Microsoft unveils Windows 8


We're live from Microsoft Windows president Steven Sinofsky's keynote at D9, and there's something rather exciting on stage -- a pair of experimental Windows 8 dev boards running an OS that looks very much like Windows Phone 7's Metro UI. All Things D actually sat down with the man earlier today and got a sneak peek at what to expect starting with the live tiled screen you see above -- and yes, like Windows Phone 7, this OS is designed for touch.

There'll be two kinds of applications for Windows 8, one that runs in a traditional desktop, and the other pseudo-mobile apps based on HTML5 and Javascript, but both environments -- rather, the entire OS -- have been designed from the ground up for touchscreen use. Keyboard and mouse will still be options for both sets of programs, but there are multiple virtual sets of keys for different form factors, including a split keyboard for vertical slate use. Multitasking is simply a matter of swiping running apps into the center of the screen, and you can pull windows partway to "snap" them in place alongside other windows -- even mixing and matching traditional desktop programs with web apps simultaneously (like Twitter alongside your spreadsheet). There's a new version of Internet Explorer 10 (which runs Silverlight) and an app store built into the touchscreen interface, along with integrated services like Office 365. Microsoft says the new OS will run on laptops, tablets and desktops when it appears -- whenever that might be.

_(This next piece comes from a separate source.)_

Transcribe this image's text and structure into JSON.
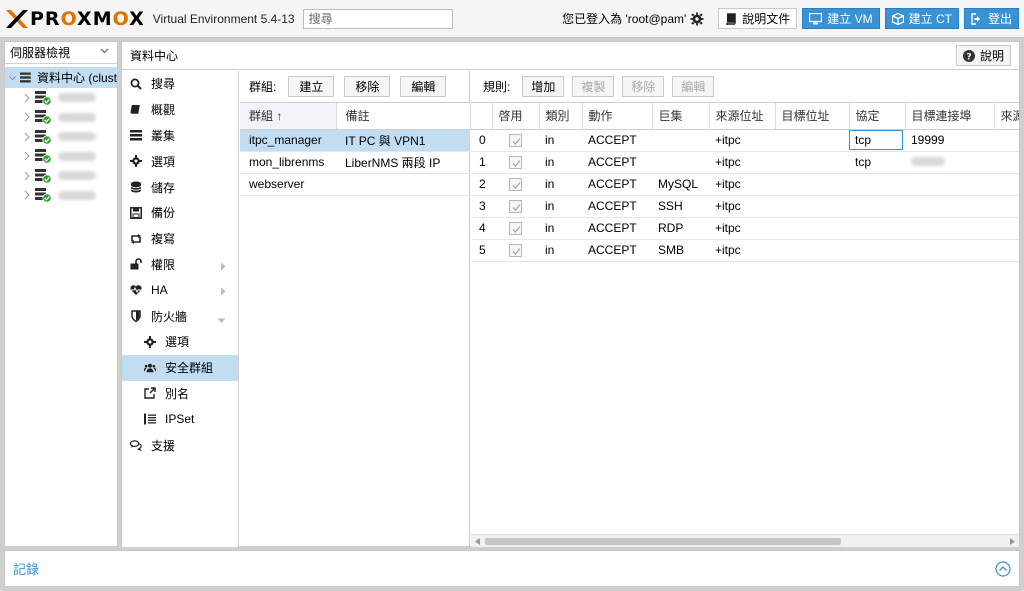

All Things D didn't have any details on when we'll get pricing or availability, but we're looking at some Intel Atom-based demo units on stage right now, and Microsoft says it will have ARM designs (the OS will support NVIDIA, TI and Qualcomm) viewable on the Computex show floor, and more will be revealed at the Build Windows developer conference in September. We should note that "Windows 8" is just a codename for what we're seeing here -- "we'll figure out the real name in due time," Sinofsky told the crowd -- but we don't see much harm in calling it Windows 8 for now.

sourceAll Things D

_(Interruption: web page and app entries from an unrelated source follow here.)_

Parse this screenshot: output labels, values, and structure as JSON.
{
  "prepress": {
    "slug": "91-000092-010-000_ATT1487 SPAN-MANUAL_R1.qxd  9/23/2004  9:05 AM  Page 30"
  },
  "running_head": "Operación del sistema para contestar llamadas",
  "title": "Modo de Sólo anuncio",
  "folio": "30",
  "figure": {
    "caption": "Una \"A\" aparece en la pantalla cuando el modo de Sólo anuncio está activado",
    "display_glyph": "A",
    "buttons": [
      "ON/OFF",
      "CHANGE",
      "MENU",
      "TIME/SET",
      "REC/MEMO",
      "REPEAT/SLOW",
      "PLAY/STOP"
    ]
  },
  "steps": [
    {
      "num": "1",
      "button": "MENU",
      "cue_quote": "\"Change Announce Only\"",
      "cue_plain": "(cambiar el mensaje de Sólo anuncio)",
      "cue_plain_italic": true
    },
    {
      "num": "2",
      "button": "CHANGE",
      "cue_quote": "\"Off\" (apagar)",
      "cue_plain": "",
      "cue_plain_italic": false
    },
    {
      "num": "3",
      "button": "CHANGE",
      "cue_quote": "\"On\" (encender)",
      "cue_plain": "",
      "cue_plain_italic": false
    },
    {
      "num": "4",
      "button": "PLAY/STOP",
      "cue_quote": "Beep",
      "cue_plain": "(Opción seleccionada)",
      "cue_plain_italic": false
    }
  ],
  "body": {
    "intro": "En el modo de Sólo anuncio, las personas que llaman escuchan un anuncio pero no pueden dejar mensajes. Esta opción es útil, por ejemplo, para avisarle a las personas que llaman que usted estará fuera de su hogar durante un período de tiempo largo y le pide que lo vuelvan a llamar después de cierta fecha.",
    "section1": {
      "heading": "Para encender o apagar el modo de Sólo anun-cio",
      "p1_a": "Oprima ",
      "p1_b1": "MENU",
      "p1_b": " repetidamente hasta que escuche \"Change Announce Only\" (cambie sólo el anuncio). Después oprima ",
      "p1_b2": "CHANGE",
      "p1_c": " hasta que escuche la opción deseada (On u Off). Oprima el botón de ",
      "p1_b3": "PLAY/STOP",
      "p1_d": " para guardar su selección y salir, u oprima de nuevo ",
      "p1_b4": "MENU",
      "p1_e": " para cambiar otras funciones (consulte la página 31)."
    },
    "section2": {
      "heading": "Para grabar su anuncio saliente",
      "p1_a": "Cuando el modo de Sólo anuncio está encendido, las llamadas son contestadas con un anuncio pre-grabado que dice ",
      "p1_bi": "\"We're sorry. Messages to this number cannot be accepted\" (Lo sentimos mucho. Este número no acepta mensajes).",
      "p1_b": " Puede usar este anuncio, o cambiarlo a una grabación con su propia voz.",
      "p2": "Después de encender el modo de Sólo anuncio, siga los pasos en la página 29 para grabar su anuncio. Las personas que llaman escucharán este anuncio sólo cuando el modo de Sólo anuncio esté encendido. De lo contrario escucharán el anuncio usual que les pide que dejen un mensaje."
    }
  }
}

HTC EVO View 4G (Flyer) headed to Sprint on June 24th

Are you seeing what we're seeing? That yellow starburst touting a "starting 6/24" promotion date is neatly affixed to the HTC EVO View 4G (aka, Flyer). If the grab above, nabbed from Sprint's internal Rewards Me site is to be believed, then we've got 7-inches of WiMax-loving Android tablet headed our way in three weeks time. Smack in the middle of the promised summer ship date. It's also a good bet that we'll be seeing the EVO 3D at about this time too. Anyone taking odds?